The National Audit Office (opens in a new window) (“NAO”) is the BBC’s auditor and reviews statements from TV Licensing contractors as part of annual independent audits of the BBC. The BBC is also subject to ad hoc NAO audits and annual independent internal BBC audits. The TV Licensing Management Team is part of this process, which also includes audit of statements from TV Licensing contractors.
The licence fee is imposed by law (the Communications Act 2003) (opens in a new window) enacted by Parliament (opens in a new window). The licence fee amount is approved by Parliament in Regulations made pursuant to that Act. The Department for Digital, Culture, Media and Sport (opens in a new window) is the responsible government agency for broadcasting in the UK.
In respect of its powers to use detection equipment under the Regulation of Investigatory Powers Act 2000 (opens in a new window) and the Regulation of Investigatory Powers (British Broadcasting Corporation) Order 2001 (opens in a new window), as of 1st September 2017 the BBC is subject to the independent oversight of the Investigatory Powers Commissioner's Office (opens in a new window) (“IPCO”).
TV Licensing can be contacted via:
Pipa Doubtfire heads the BBC’s TV Licensing Management Team, which is based at:
BBC TV Licensing
2nd Floor, Broadcast Centre
BBC White City
201 Wood Lane
The Chief Operating Officer is currently Ross McTaggart.
It is more cost effective than the BBC undertaking these functions in-house.

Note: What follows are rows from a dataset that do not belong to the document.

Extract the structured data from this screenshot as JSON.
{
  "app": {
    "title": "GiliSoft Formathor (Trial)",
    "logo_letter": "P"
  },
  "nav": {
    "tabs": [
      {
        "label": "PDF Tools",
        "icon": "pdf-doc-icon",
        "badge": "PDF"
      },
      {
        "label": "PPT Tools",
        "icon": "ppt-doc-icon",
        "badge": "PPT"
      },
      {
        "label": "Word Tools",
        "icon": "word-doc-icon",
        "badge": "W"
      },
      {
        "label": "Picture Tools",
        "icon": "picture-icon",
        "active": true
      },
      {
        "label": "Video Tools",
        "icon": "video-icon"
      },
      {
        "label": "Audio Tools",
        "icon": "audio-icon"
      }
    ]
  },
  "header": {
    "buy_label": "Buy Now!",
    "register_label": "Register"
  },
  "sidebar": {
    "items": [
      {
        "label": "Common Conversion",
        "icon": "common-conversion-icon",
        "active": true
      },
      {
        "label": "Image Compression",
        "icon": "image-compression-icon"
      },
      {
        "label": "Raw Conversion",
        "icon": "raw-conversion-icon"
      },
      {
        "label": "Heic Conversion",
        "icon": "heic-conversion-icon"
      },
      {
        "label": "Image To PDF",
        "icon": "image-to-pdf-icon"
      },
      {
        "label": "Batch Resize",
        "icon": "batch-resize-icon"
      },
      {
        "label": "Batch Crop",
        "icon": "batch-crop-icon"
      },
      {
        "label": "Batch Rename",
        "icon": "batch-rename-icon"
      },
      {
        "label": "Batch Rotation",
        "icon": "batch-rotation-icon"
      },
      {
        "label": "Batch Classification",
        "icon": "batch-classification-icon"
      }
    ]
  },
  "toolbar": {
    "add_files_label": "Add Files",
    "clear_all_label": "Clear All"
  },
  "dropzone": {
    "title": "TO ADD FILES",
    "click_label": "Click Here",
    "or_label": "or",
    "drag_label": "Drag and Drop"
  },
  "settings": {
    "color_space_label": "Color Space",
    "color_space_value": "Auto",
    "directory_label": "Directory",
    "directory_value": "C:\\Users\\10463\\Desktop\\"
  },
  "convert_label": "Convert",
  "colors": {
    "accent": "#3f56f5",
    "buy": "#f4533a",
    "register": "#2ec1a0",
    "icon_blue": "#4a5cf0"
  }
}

Contracts are awarded following completion of competitive procurement processes undertaken in accordance with EU Public Procurement Regulations.
More information about BBC partners and suppliers can be found at:
The BBC contracts the companies listed below to administer the collection of TV Licence fees and enforcement of the television licensing system in the UK:
This information is available from the Companies House website (opens in a new window), the government agency responsible for registering companies. They can be contacted at:
Phone: +44 (0)303 1234 500
The BBC’s TV Licensing Management Team is responsible for ensuring that these companies comply with contractual obligations, and that service standards are continually improving. The contracts define service levels, and specify that contractors must comply, where applicable, with the statutory requirements (such as data protection and equality legislation) incumbent upon the BBC as the responsible public authority in respect of television licensing.
PayPoint is contracted by the BBC to process, via over the counter collection (facilitated by PayPoint):
Capita is evaluated on value for money, service delivery and revenue collected. Staffing levels are a matter for Capita.
Yes. TV Licensing makes phone calls to ask people to buy or renew a TV Licence or to make general licensing enquiries.
The National PR function is performed in-house. We continue to use specialised regional PR support from agencies based in the nations.
TV Licensing provides 0300 phone numbers. This means calls to TV Licensing are charged at no more than a standard national rate from all landlines and mobile phones, and in most cases will count towards inclusive minutes in phone contracts from telecom network operators.
This provides an inexpensive way for the public to contact us and is part of our ongoing work to make licence fee payers’ dealings with TV Licensing as easy and cost-effective as possible.
*Calls to our 0300 numbers cost no more than a national rate call to an 01 or 02 number, whether from a mobile or landline. If you get inclusive minutes, calls to an 0300 number will be included free of charge.